In your copy, leave out all pictures and reproduce every entry exactly.

RECORDS SUPPLIED Block Start

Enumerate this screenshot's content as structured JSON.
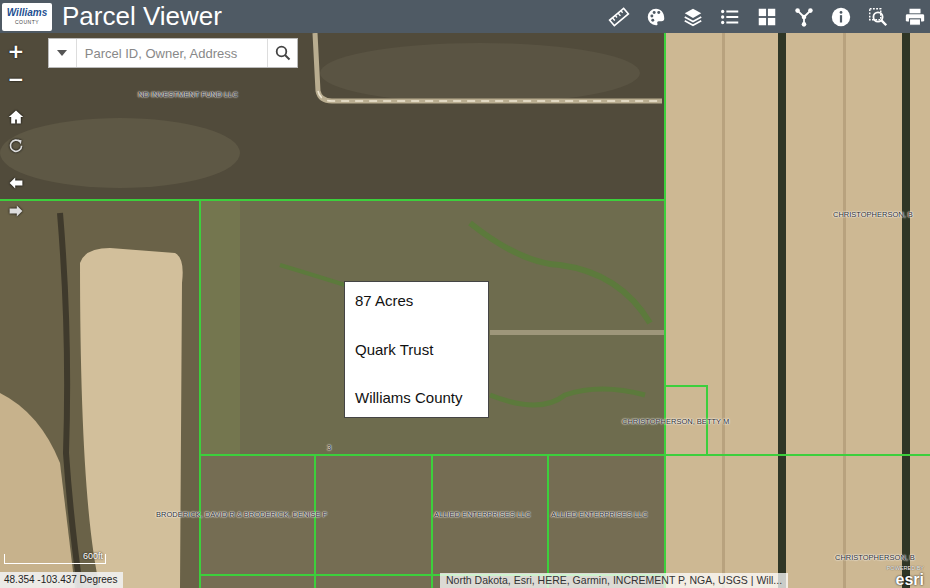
{
  "header": {
    "logo": {
      "name": "Williams",
      "sub": "COUNTY"
    },
    "title": "Parcel Viewer"
  },
  "search": {
    "placeholder": "Parcel ID, Owner, Address"
  },
  "zoom": {
    "in": "+",
    "out": "−"
  },
  "map": {
    "parcel_labels": [
      {
        "text": "ND INVESTMENT FUND LLC"
      },
      {
        "text": "CHRISTOPHERSON, B"
      },
      {
        "text": "CHRISTOPHERSON, BETTY M"
      },
      {
        "text": "BRODERICK, DAVID R & BRODERICK, DENISE F"
      },
      {
        "text": "ALLIED ENTERPRISES LLC"
      },
      {
        "text": "ALLIED ENTERPRISES LLC"
      },
      {
        "text": "CHRISTOPHERSON, B"
      }
    ],
    "lot_number": "3"
  },
  "info_box": {
    "lines": [
      "87 Acres",
      "Quark Trust",
      "Williams County"
    ]
  },
  "scale_bar": {
    "label": "600ft"
  },
  "coordinates": "48.354 -103.437 Degrees",
  "attribution": "North Dakota, Esri, HERE, Garmin, INCREMENT P, NGA, USGS | Will...",
  "esri": {
    "powered_by": "POWERED BY",
    "logo": "esri"
  }
}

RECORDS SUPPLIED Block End

> EXERCISE ANSWER:
Enumerate this screenshot's content as structured JSON.
{
  "header": {
    "logo": {
      "name": "Williams",
      "sub": "COUNTY"
    },
    "title": "Parcel Viewer"
  },
  "search": {
    "placeholder": "Parcel ID, Owner, Address"
  },
  "zoom": {
    "in": "+",
    "out": "−"
  },
  "map": {
    "parcel_labels": [
      {
        "text": "ND INVESTMENT FUND LLC"
      },
      {
        "text": "CHRISTOPHERSON, B"
      },
      {
        "text": "CHRISTOPHERSON, BETTY M"
      },
      {
        "text": "BRODERICK, DAVID R & BRODERICK, DENISE F"
      },
      {
        "text": "ALLIED ENTERPRISES LLC"
      },
      {
        "text": "ALLIED ENTERPRISES LLC"
      },
      {
        "text": "CHRISTOPHERSON, B"
      }
    ],
    "lot_number": "3"
  },
  "info_box": {
    "lines": [
      "87 Acres",
      "Quark Trust",
      "Williams County"
    ]
  },
  "scale_bar": {
    "label": "600ft"
  },
  "coordinates": "48.354 -103.437 Degrees",
  "attribution": "North Dakota, Esri, HERE, Garmin, INCREMENT P, NGA, USGS | Will...",
  "esri": {
    "powered_by": "POWERED BY",
    "logo": "esri"
  }
}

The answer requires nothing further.